• **Prompt**
Throughout the listing below, copy each line containing "true".

***** Task input *****

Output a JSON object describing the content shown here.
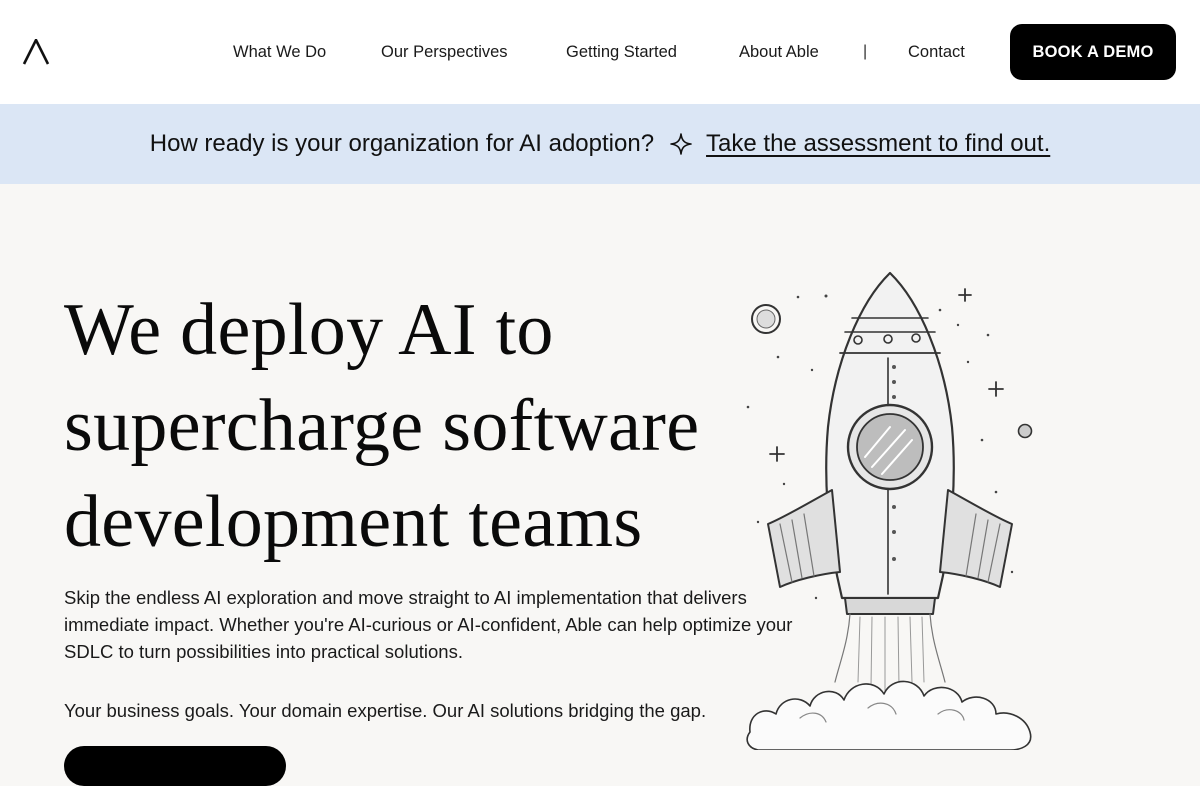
{
  "header": {
    "nav": [
      {
        "label": "What We Do"
      },
      {
        "label": "Our Perspectives"
      },
      {
        "label": "Getting Started"
      },
      {
        "label": "About Able"
      },
      {
        "label": "Contact"
      }
    ],
    "separator": "|",
    "cta_label": "BOOK A DEMO"
  },
  "banner": {
    "question": "How ready is your organization for AI adoption?",
    "link_text": "Take the assessment to find out."
  },
  "hero": {
    "title": "We deploy AI to supercharge software development teams",
    "body": "Skip the endless AI exploration and move straight to AI implementation that delivers immediate impact. Whether you're AI-curious or AI-confident, Able can help optimize your SDLC to turn possibilities into practical solutions.",
    "tagline": "Your business goals. Your domain expertise. Our AI solutions bridging the gap."
  },
  "colors": {
    "banner_bg": "#dbe6f5",
    "page_bg": "#f8f7f5",
    "cta_bg": "#000000"
  },
  "icons": {
    "logo": "able-logo-icon",
    "sparkle": "sparkle-icon",
    "illustration": "rocket-illustration"
  }
}
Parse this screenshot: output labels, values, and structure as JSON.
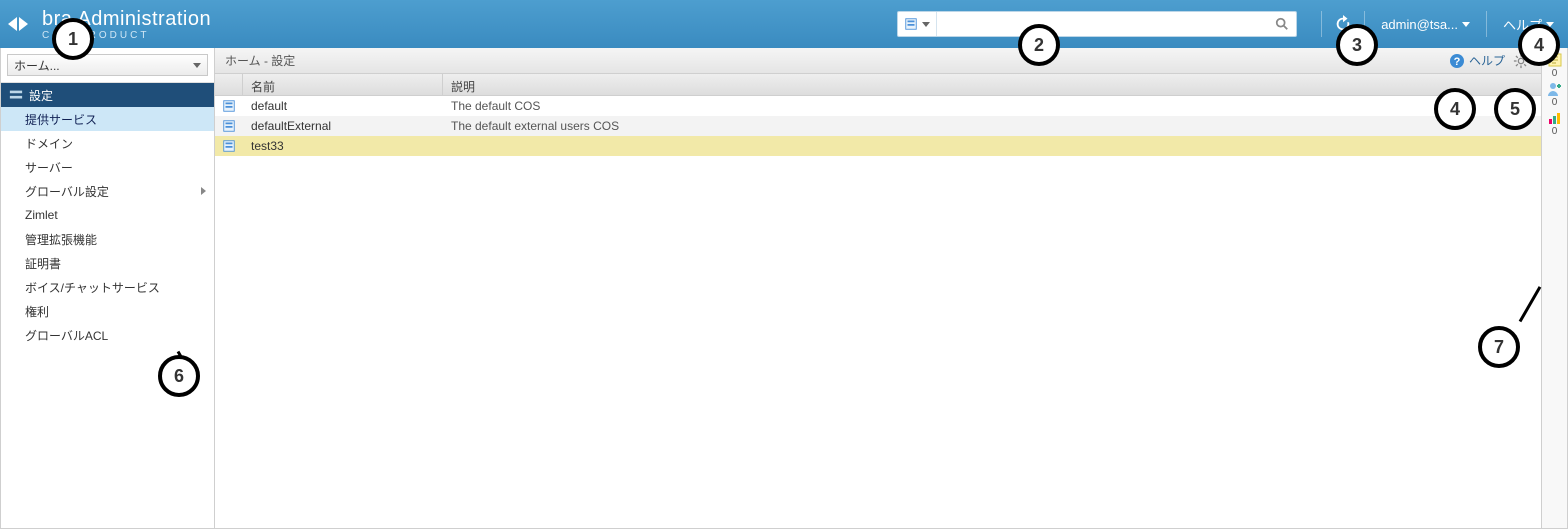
{
  "brand": {
    "title": "bra Administration",
    "subtitle": "COR PRODUCT"
  },
  "search": {
    "placeholder": "",
    "value": ""
  },
  "user_label": "admin@tsa...",
  "top_help_label": "ヘルプ",
  "home_selector": "ホーム...",
  "sidebar": {
    "section_label": "設定",
    "items": [
      {
        "label": "提供サービス",
        "selected": true,
        "has_children": false
      },
      {
        "label": "ドメイン",
        "selected": false,
        "has_children": false
      },
      {
        "label": "サーバー",
        "selected": false,
        "has_children": false
      },
      {
        "label": "グローバル設定",
        "selected": false,
        "has_children": true
      },
      {
        "label": "Zimlet",
        "selected": false,
        "has_children": false
      },
      {
        "label": "管理拡張機能",
        "selected": false,
        "has_children": false
      },
      {
        "label": "証明書",
        "selected": false,
        "has_children": false
      },
      {
        "label": "ボイス/チャットサービス",
        "selected": false,
        "has_children": false
      },
      {
        "label": "権利",
        "selected": false,
        "has_children": false
      },
      {
        "label": "グローバルACL",
        "selected": false,
        "has_children": false
      }
    ]
  },
  "breadcrumb": "ホーム - 設定",
  "content_help_label": "ヘルプ",
  "columns": {
    "name": "名前",
    "description": "説明"
  },
  "rows": [
    {
      "name": "default",
      "description": "The default COS",
      "selected": false
    },
    {
      "name": "defaultExternal",
      "description": "The default external users COS",
      "selected": false
    },
    {
      "name": "test33",
      "description": "",
      "selected": true
    }
  ],
  "rail_counts": [
    "0",
    "0",
    "0"
  ],
  "annotations": {
    "1": "1",
    "2": "2",
    "3": "3",
    "4": "4",
    "5": "5",
    "6": "6",
    "7": "7"
  }
}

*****

• **Response area**
        "selected": true,
        "has_children": true
      "selected": true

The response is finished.